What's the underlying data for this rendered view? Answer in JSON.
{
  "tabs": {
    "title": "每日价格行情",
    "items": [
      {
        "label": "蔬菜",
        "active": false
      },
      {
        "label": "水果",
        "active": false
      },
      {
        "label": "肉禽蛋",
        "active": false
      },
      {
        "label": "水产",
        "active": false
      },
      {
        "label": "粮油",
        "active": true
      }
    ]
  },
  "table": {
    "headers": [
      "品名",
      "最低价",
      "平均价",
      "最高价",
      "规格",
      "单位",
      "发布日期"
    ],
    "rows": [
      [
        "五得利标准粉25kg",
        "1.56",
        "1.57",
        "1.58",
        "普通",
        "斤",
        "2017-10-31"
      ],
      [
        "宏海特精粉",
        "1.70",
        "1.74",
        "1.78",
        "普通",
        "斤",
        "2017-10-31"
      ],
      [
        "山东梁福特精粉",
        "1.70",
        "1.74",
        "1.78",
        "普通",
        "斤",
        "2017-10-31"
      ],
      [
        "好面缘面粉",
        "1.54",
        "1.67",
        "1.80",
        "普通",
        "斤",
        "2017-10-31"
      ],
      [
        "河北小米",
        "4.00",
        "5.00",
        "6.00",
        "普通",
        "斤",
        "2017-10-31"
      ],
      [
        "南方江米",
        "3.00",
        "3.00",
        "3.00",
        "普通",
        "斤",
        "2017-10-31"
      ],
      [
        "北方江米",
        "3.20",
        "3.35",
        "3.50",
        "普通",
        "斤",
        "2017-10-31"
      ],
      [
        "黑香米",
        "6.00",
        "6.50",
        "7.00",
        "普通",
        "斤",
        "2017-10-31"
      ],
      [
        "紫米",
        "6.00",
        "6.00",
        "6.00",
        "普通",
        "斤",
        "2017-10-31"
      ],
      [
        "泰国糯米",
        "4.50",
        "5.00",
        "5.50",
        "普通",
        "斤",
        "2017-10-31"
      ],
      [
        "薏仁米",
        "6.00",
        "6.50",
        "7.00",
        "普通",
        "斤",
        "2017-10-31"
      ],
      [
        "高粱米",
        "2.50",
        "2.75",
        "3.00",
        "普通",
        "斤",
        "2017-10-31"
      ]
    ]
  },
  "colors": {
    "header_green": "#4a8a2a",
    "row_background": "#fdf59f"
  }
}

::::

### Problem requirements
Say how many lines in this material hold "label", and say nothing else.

### Exercise answer
5